“Contactless payment” assumes we all have more money than we need. Most of us are not in that happy position.
Cash is good!
Now, where did I put that tenner? I must have dropped it somewhere…
I must have been 15 or 16 when I bought a copy of “Raw Power”. For some reason I can’t remember I bought it on cassette.
I remember bringing my portable cassette player into school and playing “Raw Power” very loud during lunchtime. I liked to turn the volume up right at the end of the title track where James Williamson’s guitar sounds like it’s been plugged directly into the mains. I remember one of the teachers coming in and telling me to turn it down.
Thirty years later.
My teenage daughter gives her mother a birthday present: a second hand vinyl copy (in good condition) of “Raw Power” on the CBS Embassy label.
A family tradition has been established.
Perhaps because, more than any other performer, Iggy Pop embodies the idea that the individual has a right to self expression. Despite adversity, despite appalling behaviour from both the individual and from everyone connected with him, and despite a legion of people who thinks the individual is an idiot who will never accomplish anything.
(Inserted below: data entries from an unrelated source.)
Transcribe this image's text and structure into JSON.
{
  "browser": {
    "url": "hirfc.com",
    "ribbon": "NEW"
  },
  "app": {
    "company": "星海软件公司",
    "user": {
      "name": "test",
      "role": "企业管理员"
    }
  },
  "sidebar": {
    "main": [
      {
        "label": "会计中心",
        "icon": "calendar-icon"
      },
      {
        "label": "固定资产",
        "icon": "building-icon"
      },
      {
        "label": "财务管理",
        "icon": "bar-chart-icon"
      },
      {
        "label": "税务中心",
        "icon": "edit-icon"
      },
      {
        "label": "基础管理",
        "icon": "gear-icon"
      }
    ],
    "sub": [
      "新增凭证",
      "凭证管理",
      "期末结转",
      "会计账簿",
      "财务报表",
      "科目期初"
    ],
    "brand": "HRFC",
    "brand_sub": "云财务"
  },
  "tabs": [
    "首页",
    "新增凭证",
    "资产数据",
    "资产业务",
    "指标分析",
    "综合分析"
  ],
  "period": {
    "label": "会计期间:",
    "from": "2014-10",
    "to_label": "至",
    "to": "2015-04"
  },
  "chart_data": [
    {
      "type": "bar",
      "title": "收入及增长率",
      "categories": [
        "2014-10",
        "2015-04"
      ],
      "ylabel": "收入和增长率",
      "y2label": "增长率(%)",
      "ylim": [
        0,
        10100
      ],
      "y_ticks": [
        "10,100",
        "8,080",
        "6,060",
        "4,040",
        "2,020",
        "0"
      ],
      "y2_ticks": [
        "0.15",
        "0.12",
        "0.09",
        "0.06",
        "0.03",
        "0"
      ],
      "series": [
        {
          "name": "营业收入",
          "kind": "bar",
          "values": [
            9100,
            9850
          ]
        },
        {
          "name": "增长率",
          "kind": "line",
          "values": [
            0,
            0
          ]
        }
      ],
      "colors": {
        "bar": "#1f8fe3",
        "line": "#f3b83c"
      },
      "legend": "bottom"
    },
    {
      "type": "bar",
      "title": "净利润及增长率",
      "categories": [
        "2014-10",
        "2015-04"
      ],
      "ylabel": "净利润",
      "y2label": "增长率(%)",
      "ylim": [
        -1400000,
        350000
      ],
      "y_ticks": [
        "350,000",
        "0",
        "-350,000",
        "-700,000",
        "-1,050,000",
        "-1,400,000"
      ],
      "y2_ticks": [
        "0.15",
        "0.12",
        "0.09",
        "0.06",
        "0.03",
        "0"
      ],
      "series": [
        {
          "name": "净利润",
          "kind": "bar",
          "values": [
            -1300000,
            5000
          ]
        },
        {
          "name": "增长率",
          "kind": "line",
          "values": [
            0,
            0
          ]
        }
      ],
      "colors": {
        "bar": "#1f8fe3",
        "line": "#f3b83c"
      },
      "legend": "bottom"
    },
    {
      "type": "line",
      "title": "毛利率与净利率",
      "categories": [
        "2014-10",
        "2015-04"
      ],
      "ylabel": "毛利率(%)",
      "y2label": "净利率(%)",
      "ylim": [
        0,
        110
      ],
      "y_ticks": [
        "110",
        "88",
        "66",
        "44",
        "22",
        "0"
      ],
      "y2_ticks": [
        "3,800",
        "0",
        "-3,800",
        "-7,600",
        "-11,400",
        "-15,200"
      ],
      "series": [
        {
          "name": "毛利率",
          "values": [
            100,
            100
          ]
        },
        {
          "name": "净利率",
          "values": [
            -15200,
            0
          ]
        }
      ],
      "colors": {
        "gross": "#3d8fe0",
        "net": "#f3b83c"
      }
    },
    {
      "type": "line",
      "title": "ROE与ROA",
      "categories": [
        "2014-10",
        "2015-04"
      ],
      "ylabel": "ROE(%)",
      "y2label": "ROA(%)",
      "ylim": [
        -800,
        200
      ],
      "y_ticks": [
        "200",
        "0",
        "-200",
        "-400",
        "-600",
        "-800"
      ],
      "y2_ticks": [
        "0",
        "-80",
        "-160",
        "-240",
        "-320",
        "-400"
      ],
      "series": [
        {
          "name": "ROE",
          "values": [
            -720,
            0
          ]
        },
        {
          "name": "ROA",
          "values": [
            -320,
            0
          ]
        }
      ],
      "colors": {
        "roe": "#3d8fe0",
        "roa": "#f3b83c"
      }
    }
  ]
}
There have been times in my life when I’ve felt guilty for paying more attention to the music around me than the people in front of me.
If you have too, you should read this book.
Geoffrey O’Brien looks back at his life, right from his earliest years through his memories of (mostly) recorded sound and songs.
It’s a bitter sweet book, and at times almost too moving to read.
Sometimes perhaps it’s too florid, over written. But how do you write about music anyway, except somehow “over” it?
Music is invisible, you can’t see it or hold it, although you can sometimes feel it. Whatever we say about music can never capture its’ essence. Does something so insubstantial, yet so powerful, have an essence?
So we write and write and talk and talk about music, turning over adjectives again and again that somehow never really fit. We make lists to try and capture it. But in the end music always eludes us.
I’d like to thank my friend Simon Hopkins for giving this book to me.
So I’m parking my car in the supermarket car park and I’m standing by the ticket machine umming and ahhing.
I need 50ps worth of time. I have got got 50p in change but some of my change is 5p pieces. But the machine won’t take 5p pieces.
Just as I’m about to pay for more time than I actually need a stranger drives up and says “would you like a ticket? It’s until 2″.
“You’re a star!” I say.
The pound I would have spent on time I didn’t need is then spent on a pie, thereby stimulating the local economy.
A cashless world where all transactions are digital might be more efficient. But it would be harder for strangers to give each other gifts.
New England. The Scarlet Letter. “Personal” testimony so full of cliche it could have been written by a machine. Same old tired ideas. Is this really a real human being?
Punishment comes from man not God. Not an act of will, not even an action, a reflex, a spasm, a lizard’s tongue flicking out to kill a fly.
An empty garden, empty of pity.